How to complete this task
A faithful copy of every record is needed here. Images must not appear in it.

(Records from a dataset)

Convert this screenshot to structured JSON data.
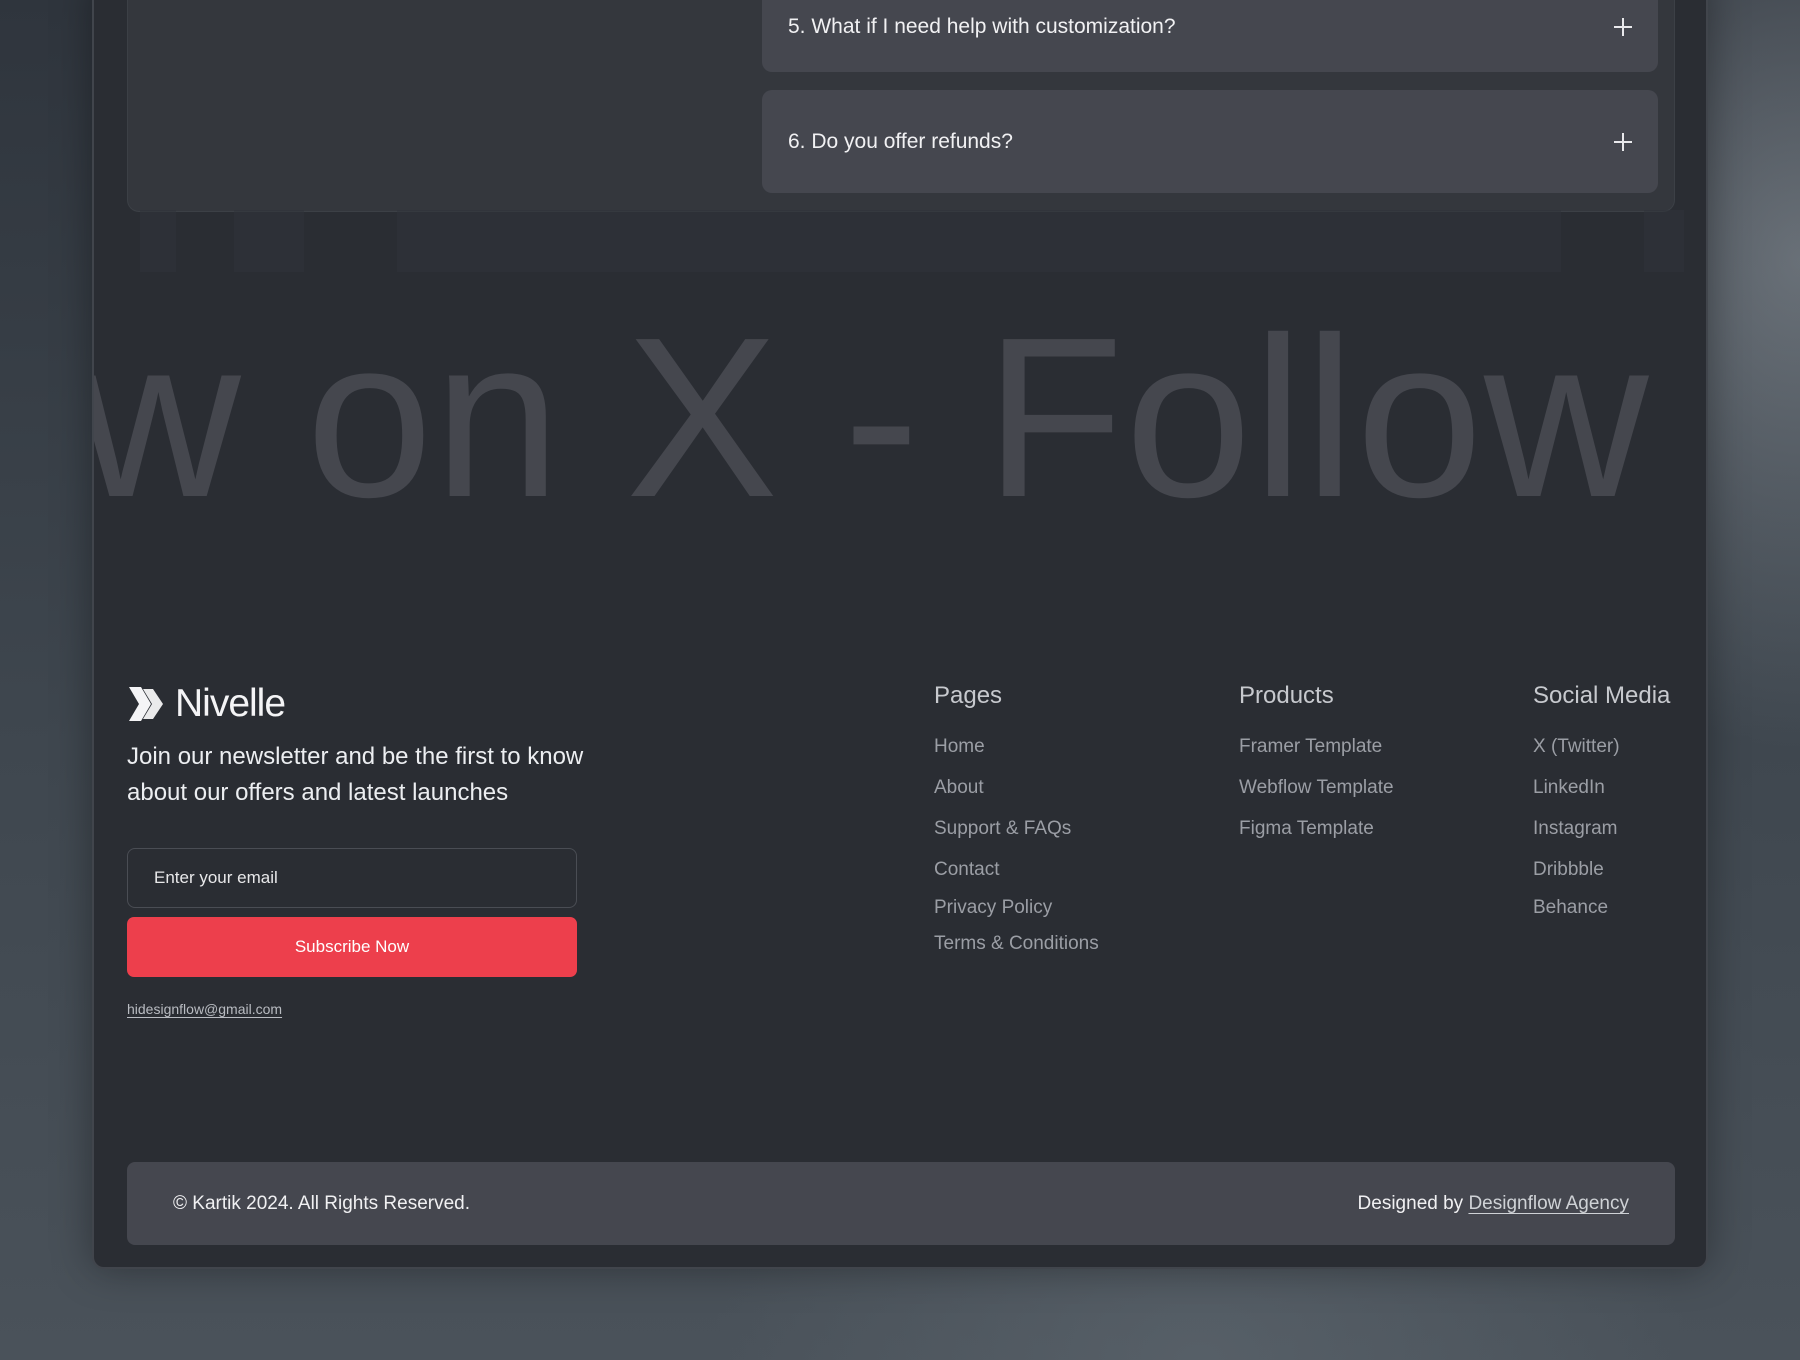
{
  "faq": {
    "items": [
      {
        "question": "5. What if I need help with customization?"
      },
      {
        "question": "6. Do you offer refunds?"
      }
    ]
  },
  "marquee": {
    "text": "w on X - Follow o"
  },
  "brand": {
    "name": "Nivelle"
  },
  "newsletter": {
    "text": "Join our newsletter and be the first to know about our offers and latest launches",
    "email_placeholder": "Enter your email",
    "subscribe_label": "Subscribe Now",
    "contact_email": "hidesignflow@gmail.com"
  },
  "footer": {
    "pages": {
      "heading": "Pages",
      "links": [
        "Home",
        "About",
        "Support & FAQs",
        "Contact",
        "Privacy Policy",
        "Terms & Conditions"
      ]
    },
    "products": {
      "heading": "Products",
      "links": [
        "Framer Template",
        "Webflow Template",
        "Figma Template"
      ]
    },
    "social": {
      "heading": "Social Media",
      "links": [
        "X (Twitter)",
        "LinkedIn",
        "Instagram",
        "Dribbble",
        "Behance"
      ]
    }
  },
  "bottom_bar": {
    "copyright": "© Kartik 2024. All Rights Reserved.",
    "designed_by": "Designed by",
    "agency": "Designflow Agency"
  },
  "colors": {
    "accent": "#ed3f4c",
    "panel": "#2a2d33",
    "card": "#45474f"
  },
  "icons": {
    "faq_toggle": "plus-icon",
    "logo": "nivelle-logo-icon"
  }
}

Response to the exercise
Convert this screenshot to structured JSON data.
{
  "faq": {
    "items": [
      {
        "question": "5. What if I need help with customization?"
      },
      {
        "question": "6. Do you offer refunds?"
      }
    ]
  },
  "marquee": {
    "text": "w on X - Follow o"
  },
  "brand": {
    "name": "Nivelle"
  },
  "newsletter": {
    "text": "Join our newsletter and be the first to know about our offers and latest launches",
    "email_placeholder": "Enter your email",
    "subscribe_label": "Subscribe Now",
    "contact_email": "hidesignflow@gmail.com"
  },
  "footer": {
    "pages": {
      "heading": "Pages",
      "links": [
        "Home",
        "About",
        "Support & FAQs",
        "Contact",
        "Privacy Policy",
        "Terms & Conditions"
      ]
    },
    "products": {
      "heading": "Products",
      "links": [
        "Framer Template",
        "Webflow Template",
        "Figma Template"
      ]
    },
    "social": {
      "heading": "Social Media",
      "links": [
        "X (Twitter)",
        "LinkedIn",
        "Instagram",
        "Dribbble",
        "Behance"
      ]
    }
  },
  "bottom_bar": {
    "copyright": "© Kartik 2024. All Rights Reserved.",
    "designed_by": "Designed by",
    "agency": "Designflow Agency"
  },
  "colors": {
    "accent": "#ed3f4c",
    "panel": "#2a2d33",
    "card": "#45474f"
  },
  "icons": {
    "faq_toggle": "plus-icon",
    "logo": "nivelle-logo-icon"
  }
}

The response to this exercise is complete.